College Programs: Turning Your Summer into a Selling Point

By Lahela Delaney

The Rough Rider (Honolulu, Hawaii)

Pre-college programs are a way for high school students to get comfortable with college life. They can last anywhere from a few days to several weeks and are offered by almost all colleges that have the resources. These programs are a way for colleges to get to know the students that may be accepted into their future student body. Pre-college programs provide an otherwise impossible experience of living and learning on a campus before actually applying.

There are so many different programs to choose from, but several factors can greatly influence your decision—and your chance of getting in.


Unfortunately, many college programs can be expensive. There is a bright side though. Since so many of the schools that provide pre-college programs have a relatively large endowment, they are able to provide scholarships even for trips as short as college programs usually are.

Racial Priority

Many schools offer diversity-specific programs. Amherst College, for example, offers a Diversity Open House program which is used to introduce prospective applicants to their campus. Since so many people from Hawaii are racial minorities, they stand a good chance at getting into many of these programs.


While many students may be curious about states far from home, they are sometimes reluctant to entertain this idea. Being cautious about the unknown is natural. Pre-college programs provide a comfortable, safe experience in which students can explore their options and see what college is the right fit for them. It also allows students to widen their world view through exploration and travel.

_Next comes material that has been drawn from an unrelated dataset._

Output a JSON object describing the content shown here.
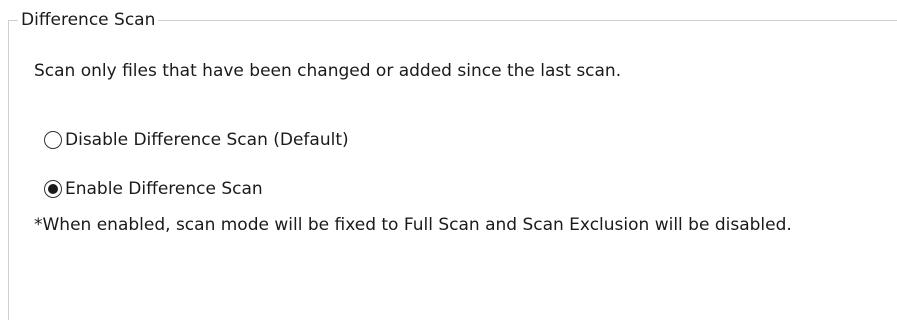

If a student has a specific college already in mind, pre-college programs are a great way for them to learn more about it and see if they are still interested after truly experiencing college life there. Websites like USummer and CollegeExpress both provide specific information on certain colleges. You can also visit individual university websites to see what kind of programs they provide.

Most of all, pre-college programs should be looked at as a way to learn more while improving your resume. The experience greatly prepares students for college life in a way not much else can.

Photo Credit: Unsplash

About Grace Masback

Grace Masback, 17, aspires to give voice to the voiceless and holds the modest ambition of becoming the voice of Gen Z. Frustrated by the dearth of impactful platforms for teen journalists, she founded WANT, a news, sports, and entertainment website that aggregates the best in high school journalism from school newspapers and teen bloggers around the world (

Leave a Reply